Rapid diffusion along dislocation cores generally enhances the average bulk diffusion in a dislocated crystal. If each diffusing atom has at least several opportunities to make rapid excursions along various dislocation cores, Hart has shown that DT∕DT0 = 1+fDP∕DT0. DT is the average bulk diffusivity, DT0 is the diffusivity in the dislocation‐free lattice, f is the fraction of atoms in dislocation pipes, and DP is the diffusivity along dislocation pipes. Under these conditions, the diffusion‐penetration is increased by the short‐circuiting but the general shape of the penetration curve is unaffected. When the dislocations are static, each diffusing atom must visit a number of dislocations, and a necessary condition for the Hart relation to hold is 2(DT0t)☒>ld, where t is the diffusion time, and ld is the dislocation spacing. When this condition fails (for example, at lower temperatures), and when the dislocations are static, it is demonstrated that the amount of short‐circuiting is greatly reduced and that the dislocations become essentially ``clogged.'' However, if the dislocations move through the crystal, as they do in plastic deformation, the situation is quite different, since in this case the dislocations may visit the diffusing atoms rather than vice versa. In such cases, the short‐circuiting may again be randomized and the enhancement can be as large as (but no larger than) the result given by Hart, even if 2(DT0t)☒<ld. In certain cases, this type of short‐circuiting can produce very large relative enhancements.
A parallel development is given for short‐circuiting due to grain boundaries. In particular, it is shown that grain boundary migration and recrystallization, which occurs repeatedly during deformation of metals with low stacking fault energy, can, for temperatures equal to or less than about half the melting temperature, lead to a greatly increased diffusion coefficient without altering the general shape of the penetration curve.
A number of the results established in this work (Part II) are used in Part III (to be published) where a comprehensive interpretation of recent experimental work in the field is carried out.

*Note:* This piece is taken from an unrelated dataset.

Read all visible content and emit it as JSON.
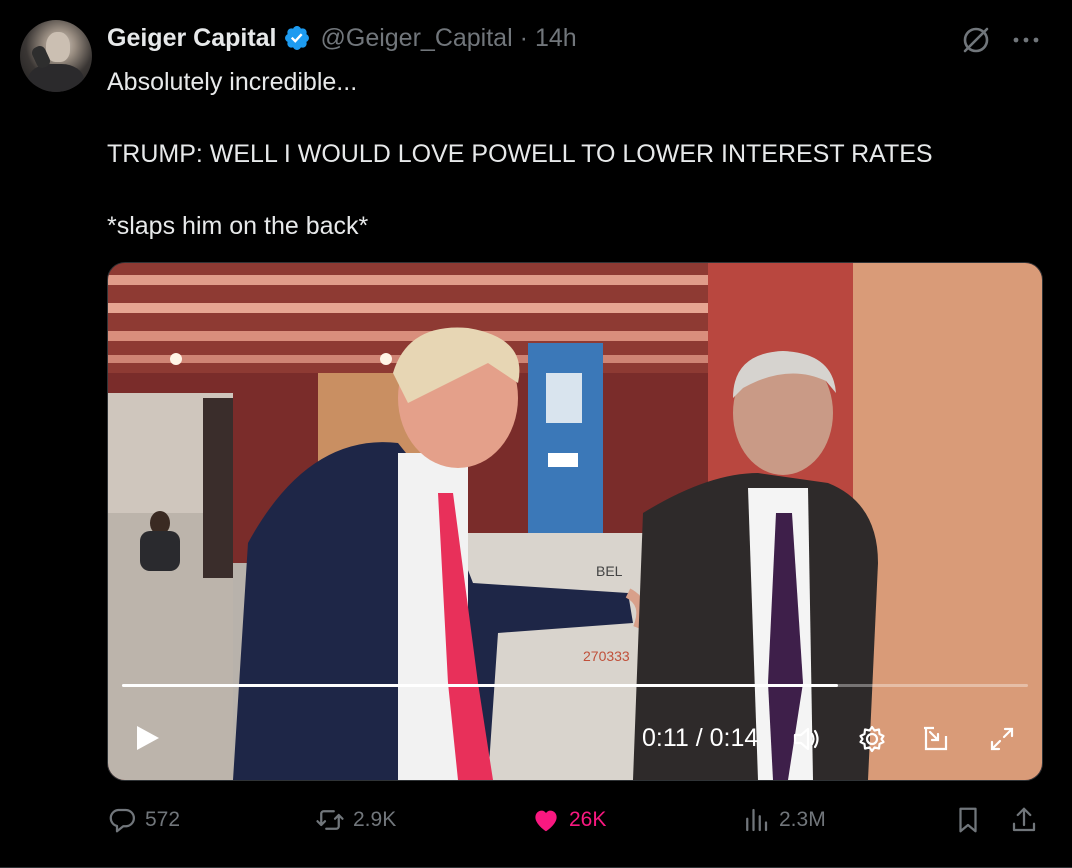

Part I consists of an analysis of point defect models for strain‐enhanced diffusion.